The second question indicates the necessity of a sinner learning about Jesus Christ, the only one who can save. If a person hasn’t heard of Jesus Christ – or more specifically what Jesus Christ did for him the Cross – then he can’t be saved. Remember what Peter said in his famous Pentecostal sermon –
Salvation is found in no one else, for there is no other name under heaven given to men by which we must be saved.” (Acts 4:12 | NIV84)
What’s really interesting about Paul’s quote from Isaiah in Romans 10:15 is the context of Isaiah 52. The prophet has in mind the exiles in Babylon. Not all, but many of the exiles living in Babylon were faithfully waiting for the Lord to come to their rescue. Here’s the Word of the Lord to them as Isaiah proclaimed it –
For this is what the Sovereign Lord says: “At first my people went down to Egypt to live;lately, Assyria has oppressed them. “And now what do I have here?” declares the Lord. “For my people have been taken away for nothing, and those who rule them mock,”declares the Lord.“And all day long my name is constantly blasphemed. Therefore my people will know my name;therefore in that day they will know that it is I who foretold it.Yes, it is I.” (Isaiah 52:4 | NIV84)
Tempted to give up and give in, these exiles stuck in Babylon longed to be set free.
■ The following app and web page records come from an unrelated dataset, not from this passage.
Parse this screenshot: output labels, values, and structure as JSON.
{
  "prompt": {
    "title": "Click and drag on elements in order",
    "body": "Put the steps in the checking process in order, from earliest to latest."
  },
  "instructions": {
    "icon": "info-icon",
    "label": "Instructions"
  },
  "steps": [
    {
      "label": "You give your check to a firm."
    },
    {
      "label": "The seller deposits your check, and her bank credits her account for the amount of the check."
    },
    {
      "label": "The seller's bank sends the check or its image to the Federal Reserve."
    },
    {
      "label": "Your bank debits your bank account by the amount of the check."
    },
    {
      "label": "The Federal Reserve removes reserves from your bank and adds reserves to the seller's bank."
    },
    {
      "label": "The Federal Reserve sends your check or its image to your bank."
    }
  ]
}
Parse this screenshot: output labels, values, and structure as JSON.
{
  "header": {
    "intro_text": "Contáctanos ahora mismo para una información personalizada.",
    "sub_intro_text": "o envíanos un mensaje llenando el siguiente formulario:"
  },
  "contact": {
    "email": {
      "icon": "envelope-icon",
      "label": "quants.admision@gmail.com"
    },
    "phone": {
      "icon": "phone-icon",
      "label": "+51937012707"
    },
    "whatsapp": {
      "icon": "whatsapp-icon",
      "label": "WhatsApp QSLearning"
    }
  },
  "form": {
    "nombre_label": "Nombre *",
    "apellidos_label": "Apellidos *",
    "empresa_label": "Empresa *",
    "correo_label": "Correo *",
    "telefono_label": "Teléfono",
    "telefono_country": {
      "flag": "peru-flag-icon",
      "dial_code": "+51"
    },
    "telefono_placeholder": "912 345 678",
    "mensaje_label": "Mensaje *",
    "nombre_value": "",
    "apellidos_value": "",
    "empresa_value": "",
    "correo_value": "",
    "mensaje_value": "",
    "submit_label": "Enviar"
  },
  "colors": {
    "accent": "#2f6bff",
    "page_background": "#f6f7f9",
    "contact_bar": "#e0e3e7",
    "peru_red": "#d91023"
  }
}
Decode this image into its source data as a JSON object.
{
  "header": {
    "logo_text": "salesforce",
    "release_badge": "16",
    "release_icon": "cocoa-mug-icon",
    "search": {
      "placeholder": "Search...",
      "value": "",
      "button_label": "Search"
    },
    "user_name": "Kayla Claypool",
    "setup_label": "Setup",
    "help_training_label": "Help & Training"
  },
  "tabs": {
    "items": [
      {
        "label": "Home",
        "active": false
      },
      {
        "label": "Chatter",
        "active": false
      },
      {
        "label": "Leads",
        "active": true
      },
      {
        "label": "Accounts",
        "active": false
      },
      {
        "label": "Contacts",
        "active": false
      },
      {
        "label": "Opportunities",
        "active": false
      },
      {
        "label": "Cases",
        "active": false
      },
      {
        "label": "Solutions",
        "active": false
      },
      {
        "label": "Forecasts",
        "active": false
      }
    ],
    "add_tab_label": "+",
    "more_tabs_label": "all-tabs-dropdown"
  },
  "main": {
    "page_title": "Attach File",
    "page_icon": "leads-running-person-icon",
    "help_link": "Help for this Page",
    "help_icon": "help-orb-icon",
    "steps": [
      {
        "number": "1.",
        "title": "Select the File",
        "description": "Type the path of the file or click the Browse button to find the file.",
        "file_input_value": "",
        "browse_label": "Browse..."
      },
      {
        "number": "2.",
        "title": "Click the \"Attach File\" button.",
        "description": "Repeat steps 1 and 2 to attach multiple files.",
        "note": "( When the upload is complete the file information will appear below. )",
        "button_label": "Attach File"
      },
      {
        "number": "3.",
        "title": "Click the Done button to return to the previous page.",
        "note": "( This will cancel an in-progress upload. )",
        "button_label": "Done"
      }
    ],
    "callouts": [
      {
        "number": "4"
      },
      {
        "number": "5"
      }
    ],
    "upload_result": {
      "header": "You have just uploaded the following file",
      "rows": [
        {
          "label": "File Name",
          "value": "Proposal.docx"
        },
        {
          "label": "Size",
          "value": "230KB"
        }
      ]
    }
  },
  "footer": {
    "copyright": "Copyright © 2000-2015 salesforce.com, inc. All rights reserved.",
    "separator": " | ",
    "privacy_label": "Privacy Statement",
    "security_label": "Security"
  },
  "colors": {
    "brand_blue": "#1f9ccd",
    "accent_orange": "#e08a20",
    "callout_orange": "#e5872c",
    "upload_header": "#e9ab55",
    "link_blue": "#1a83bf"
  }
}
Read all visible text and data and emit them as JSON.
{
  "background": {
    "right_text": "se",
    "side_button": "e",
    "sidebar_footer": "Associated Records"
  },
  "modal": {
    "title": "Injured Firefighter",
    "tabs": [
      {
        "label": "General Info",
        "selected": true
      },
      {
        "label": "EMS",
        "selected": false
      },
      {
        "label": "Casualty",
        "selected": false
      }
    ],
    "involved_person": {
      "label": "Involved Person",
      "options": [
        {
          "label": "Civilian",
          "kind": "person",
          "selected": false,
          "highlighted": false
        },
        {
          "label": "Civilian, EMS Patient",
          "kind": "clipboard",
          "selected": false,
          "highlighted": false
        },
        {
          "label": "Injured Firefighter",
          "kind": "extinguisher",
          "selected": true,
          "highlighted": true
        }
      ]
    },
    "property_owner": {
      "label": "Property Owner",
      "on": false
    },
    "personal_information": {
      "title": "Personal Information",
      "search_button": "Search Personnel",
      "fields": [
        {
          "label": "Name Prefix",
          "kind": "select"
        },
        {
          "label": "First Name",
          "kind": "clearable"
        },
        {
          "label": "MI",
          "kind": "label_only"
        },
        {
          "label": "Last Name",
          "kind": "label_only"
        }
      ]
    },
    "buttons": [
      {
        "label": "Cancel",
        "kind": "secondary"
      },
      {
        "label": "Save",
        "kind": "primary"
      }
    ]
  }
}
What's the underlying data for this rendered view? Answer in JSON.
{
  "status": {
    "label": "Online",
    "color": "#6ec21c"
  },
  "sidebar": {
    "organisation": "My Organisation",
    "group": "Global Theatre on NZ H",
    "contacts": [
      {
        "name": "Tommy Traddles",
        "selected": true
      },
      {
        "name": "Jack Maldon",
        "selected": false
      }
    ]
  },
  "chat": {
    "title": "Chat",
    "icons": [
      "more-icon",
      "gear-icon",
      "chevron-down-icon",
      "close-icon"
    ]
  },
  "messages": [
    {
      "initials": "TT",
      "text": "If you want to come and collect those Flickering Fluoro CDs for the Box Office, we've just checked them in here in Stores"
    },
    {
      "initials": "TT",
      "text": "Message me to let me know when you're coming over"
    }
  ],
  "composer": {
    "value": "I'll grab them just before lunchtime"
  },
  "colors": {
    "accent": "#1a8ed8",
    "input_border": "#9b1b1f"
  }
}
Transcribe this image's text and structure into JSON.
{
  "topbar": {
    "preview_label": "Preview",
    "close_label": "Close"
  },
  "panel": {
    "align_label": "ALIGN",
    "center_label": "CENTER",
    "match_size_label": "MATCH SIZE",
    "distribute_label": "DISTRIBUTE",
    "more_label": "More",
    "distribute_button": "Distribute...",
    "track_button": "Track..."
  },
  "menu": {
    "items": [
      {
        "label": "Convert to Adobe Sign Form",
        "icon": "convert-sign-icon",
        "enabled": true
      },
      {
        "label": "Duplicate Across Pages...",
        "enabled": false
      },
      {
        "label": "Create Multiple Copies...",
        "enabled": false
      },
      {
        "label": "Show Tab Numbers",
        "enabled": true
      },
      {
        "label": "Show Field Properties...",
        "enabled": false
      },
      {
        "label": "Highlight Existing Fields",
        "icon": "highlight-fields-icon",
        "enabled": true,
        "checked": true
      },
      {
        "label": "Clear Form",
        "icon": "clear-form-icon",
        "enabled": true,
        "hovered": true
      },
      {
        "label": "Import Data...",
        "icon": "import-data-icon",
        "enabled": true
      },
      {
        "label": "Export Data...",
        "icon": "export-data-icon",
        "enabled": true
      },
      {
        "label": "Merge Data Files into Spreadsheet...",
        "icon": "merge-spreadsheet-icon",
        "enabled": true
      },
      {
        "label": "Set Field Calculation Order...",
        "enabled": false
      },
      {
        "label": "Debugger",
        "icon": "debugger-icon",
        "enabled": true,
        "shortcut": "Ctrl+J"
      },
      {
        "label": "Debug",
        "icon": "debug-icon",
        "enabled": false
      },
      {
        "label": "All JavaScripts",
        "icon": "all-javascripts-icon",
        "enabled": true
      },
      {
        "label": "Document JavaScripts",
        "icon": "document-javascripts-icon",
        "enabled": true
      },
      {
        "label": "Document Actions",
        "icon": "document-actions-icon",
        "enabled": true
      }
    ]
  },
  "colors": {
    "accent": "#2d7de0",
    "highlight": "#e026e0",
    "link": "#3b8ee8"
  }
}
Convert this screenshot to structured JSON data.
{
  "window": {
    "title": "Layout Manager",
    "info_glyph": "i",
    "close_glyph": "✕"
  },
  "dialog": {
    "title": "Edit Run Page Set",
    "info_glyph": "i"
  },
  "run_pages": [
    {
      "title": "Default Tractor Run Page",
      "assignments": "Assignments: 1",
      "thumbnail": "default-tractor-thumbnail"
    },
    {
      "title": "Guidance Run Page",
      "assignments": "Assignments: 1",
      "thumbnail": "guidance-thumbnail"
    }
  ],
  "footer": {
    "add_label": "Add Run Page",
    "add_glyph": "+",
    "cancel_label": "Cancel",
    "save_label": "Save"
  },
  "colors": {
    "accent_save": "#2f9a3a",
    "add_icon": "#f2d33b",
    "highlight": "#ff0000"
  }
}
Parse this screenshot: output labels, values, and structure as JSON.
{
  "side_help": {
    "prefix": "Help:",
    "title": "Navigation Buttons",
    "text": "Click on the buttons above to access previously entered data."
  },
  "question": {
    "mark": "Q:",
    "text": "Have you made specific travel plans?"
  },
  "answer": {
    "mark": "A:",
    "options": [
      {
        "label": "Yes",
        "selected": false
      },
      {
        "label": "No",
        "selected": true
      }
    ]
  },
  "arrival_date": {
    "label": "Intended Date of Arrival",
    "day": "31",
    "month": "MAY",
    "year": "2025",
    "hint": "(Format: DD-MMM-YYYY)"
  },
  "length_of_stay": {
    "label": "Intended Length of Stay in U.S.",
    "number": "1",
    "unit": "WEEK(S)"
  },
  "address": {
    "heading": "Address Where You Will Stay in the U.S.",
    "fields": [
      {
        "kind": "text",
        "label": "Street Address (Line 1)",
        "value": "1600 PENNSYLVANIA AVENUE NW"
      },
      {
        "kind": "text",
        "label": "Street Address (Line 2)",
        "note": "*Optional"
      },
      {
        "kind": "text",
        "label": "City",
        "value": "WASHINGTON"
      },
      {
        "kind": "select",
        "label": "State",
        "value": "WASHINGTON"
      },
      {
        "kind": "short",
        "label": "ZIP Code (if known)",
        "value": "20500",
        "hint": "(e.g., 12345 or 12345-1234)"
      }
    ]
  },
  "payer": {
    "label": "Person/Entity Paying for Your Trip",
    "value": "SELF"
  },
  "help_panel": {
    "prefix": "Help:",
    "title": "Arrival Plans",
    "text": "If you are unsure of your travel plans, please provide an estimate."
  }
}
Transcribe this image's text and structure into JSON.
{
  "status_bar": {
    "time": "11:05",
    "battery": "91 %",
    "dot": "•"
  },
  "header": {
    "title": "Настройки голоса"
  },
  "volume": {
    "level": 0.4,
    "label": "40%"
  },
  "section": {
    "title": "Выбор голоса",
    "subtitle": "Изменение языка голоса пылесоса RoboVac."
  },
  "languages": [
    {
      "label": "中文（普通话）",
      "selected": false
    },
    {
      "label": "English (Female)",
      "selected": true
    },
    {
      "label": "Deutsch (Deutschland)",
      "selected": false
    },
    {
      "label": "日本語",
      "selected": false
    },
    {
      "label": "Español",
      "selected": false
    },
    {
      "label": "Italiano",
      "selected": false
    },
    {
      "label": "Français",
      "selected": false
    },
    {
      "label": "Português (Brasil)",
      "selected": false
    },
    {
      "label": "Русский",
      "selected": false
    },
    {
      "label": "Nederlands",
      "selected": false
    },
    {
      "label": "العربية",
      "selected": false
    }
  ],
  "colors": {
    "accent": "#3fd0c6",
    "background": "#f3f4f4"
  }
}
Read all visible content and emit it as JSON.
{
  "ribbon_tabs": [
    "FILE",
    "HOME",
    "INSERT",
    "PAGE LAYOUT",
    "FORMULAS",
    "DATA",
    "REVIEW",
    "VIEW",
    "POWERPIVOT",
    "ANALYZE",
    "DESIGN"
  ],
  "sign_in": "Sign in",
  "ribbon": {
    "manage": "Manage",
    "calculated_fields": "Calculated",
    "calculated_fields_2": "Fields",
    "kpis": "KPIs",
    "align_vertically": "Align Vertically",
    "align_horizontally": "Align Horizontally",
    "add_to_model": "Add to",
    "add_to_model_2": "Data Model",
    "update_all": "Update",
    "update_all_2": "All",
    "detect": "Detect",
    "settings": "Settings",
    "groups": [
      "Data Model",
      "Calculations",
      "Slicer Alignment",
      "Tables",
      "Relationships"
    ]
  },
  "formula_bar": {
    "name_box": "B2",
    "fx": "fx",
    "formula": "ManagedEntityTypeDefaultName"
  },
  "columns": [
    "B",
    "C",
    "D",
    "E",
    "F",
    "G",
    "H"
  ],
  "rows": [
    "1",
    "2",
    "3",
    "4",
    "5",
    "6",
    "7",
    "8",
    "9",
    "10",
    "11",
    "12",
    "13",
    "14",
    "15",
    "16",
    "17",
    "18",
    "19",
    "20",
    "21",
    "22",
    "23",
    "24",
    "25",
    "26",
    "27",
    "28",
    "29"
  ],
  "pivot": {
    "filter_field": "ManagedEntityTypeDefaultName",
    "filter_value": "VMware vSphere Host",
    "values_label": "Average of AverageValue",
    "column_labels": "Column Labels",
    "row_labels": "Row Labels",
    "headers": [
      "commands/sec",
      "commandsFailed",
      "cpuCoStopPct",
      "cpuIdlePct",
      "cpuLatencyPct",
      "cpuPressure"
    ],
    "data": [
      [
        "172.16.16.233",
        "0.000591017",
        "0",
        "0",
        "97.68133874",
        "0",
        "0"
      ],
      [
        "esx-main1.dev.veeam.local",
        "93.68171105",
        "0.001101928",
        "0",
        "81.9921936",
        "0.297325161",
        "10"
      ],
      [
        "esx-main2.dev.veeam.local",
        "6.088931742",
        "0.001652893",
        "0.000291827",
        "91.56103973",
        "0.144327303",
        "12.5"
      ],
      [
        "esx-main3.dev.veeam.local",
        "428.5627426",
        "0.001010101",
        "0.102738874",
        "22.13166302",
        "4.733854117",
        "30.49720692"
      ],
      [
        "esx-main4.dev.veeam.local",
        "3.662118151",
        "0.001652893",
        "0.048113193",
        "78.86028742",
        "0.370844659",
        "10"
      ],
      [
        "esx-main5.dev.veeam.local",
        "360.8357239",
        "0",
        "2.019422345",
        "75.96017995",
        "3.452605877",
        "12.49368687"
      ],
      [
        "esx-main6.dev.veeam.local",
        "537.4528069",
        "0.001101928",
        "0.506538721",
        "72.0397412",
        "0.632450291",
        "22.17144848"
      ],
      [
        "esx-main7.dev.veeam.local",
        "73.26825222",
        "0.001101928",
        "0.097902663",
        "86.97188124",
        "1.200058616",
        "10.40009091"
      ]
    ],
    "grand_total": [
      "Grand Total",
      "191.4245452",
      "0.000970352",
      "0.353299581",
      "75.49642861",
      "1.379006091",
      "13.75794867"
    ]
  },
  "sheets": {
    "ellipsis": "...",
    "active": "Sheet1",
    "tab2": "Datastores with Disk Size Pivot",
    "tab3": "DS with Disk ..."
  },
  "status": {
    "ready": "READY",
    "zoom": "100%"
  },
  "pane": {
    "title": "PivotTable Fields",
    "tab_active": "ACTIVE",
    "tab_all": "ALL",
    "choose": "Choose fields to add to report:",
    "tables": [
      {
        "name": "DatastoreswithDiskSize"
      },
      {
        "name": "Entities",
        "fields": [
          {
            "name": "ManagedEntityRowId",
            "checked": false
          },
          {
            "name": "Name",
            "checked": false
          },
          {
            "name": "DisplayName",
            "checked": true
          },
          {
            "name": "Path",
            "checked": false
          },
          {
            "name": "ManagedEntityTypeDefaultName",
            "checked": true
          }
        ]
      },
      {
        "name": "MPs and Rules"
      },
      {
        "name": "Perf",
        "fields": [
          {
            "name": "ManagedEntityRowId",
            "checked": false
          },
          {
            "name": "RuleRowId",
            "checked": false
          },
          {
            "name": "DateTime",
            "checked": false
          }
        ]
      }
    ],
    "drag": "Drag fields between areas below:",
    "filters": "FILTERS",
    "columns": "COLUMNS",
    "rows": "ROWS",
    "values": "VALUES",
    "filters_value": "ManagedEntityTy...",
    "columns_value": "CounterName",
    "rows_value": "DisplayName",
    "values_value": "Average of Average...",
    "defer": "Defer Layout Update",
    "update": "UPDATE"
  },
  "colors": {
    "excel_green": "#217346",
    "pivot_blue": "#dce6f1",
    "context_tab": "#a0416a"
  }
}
The exclamation, “How beautiful are the feet of those who bring good news,” is what these sad and sorrowful exiles exclaimed when saw the messengers coming with the news and they heard that “good news” that their exile was over and that they could go home.
Such are the “beautiful” feet of Paul and the countless preachers and missionaries down through time who were called by God and went out to proclaim the Gospel of Jesus Christ to all the spiritual exiles longing to be set free. Our Lord put it this way –
Blessed are those who hunger and thirst for righteousness, for they will be filled. (Matthew 5:6 | NIV84)
In this first study of faith, we learn the powerful lesson that without Christ nobody can be saved; that it is faith in Him and His work that results in our salvation. But nobody can gin up the faith to believe in Him unless He puts it there first. The faith to believe comes from the message of the Gospel – the Word of God. And the Gospel came first through Jesus Christ and then through the innumerable men and women whom He called to take it to those who need to hear it.